"Yes, yes," he said impatiently. The boy had pestered him for extra shillings while at Oxford and spent frivolous amounts on entertaining himself. He knew Roderick like the back of his hand... he was the typical spoilt child of an American planter impressed by English traditions and titles but ignorant that it was the tradesmen who were the economic backbone of society. Also, he tended to rattle on while searching for the appropriate message. "You never were a good liar, my boy. Given your recent employment at Abergenny, the logical assumption is that Lord Neville hath taken an alias." He provided space for Roderick to answer when he paused and raised a thin hairy eyebrow over his right eye.
"I am sworn to secrecy, sir."
"Yes sir. My schedule is to deliver another purse next Monday. I am required to review your written accounting of the investments. Might I add that Mr. George Mans is generous and will pay whatever commission that you ask."
"Agreed. Twenty per cent," Biggers said quickly aware that the earl's funds would enable him to double the declining war-time profits of his factoring business.

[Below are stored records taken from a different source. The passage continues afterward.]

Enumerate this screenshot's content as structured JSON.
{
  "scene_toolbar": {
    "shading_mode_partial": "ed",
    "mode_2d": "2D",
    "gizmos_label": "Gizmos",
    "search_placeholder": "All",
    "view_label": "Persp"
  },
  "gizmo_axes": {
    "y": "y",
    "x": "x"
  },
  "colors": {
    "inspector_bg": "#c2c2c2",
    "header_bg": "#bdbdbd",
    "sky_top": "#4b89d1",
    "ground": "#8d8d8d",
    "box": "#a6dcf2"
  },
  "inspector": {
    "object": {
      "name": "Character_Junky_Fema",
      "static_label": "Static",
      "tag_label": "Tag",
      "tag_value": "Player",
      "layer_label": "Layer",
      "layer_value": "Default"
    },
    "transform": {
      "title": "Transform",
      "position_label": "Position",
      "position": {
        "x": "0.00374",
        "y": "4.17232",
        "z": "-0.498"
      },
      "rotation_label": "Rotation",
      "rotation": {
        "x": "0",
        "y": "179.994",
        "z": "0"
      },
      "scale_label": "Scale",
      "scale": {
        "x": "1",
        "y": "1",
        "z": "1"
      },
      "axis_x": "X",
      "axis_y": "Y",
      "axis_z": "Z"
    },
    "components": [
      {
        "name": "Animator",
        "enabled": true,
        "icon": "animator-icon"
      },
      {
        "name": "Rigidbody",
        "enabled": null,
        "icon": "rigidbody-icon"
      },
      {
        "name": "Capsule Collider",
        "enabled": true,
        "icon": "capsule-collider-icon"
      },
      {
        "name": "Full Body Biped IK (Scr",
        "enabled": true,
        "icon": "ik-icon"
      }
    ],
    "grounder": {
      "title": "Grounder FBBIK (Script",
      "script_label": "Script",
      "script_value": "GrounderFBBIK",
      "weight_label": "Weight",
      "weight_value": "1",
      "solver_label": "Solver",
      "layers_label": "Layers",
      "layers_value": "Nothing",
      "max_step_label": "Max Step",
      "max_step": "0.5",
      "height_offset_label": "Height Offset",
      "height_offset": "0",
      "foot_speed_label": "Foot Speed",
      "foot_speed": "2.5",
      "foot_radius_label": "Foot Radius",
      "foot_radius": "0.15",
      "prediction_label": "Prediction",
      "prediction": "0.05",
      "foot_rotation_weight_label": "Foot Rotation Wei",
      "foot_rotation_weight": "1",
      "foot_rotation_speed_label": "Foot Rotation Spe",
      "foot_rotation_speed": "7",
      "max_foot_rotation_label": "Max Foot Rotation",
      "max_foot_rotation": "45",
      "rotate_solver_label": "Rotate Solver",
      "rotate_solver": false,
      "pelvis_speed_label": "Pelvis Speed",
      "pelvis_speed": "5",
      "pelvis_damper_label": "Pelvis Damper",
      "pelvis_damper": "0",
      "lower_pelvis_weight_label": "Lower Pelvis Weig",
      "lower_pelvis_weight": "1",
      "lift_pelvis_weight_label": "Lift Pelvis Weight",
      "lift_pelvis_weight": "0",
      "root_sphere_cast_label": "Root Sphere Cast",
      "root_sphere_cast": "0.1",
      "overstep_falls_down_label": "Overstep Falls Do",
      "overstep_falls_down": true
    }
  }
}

Roderick opened his hand to seal the bargain with a handshake, but Biggers thrust the letter into it instead.
"This is from my mother," he said. "I wonder why she did not address me at Abergenny."
Roderick fell silent as he read the letter several times over.
"How is your mother?" Mr. Biggers asked.
"She is well, but my father....but my father," his voice trembled as he choked back tears. "My father is dead. Twas an accident when he was on militia duty protecting the Charleston harbor...when the hurricane struck."
"Tsk. Tsk. The casualties of war. I for one am nought happy with this little war...all that it does is impede trade and drive up prices. Before that, your father's rice plantation was forging ahead as a most profitable venture. He was a genius at turning a profit. And now your dear father is gone. I am sorry, my boy."
"He was the bravest soldier....was at Yorktown when Cornwallis surrendered...but now, when he arose one last time to defend his country, gave his life for it."
"Yes, the loss of trade is a financial loss for your family also. When this war ends, you best consider returning to Ashley Loche and recouping the losses. I shall be here, my boy, cheering you on."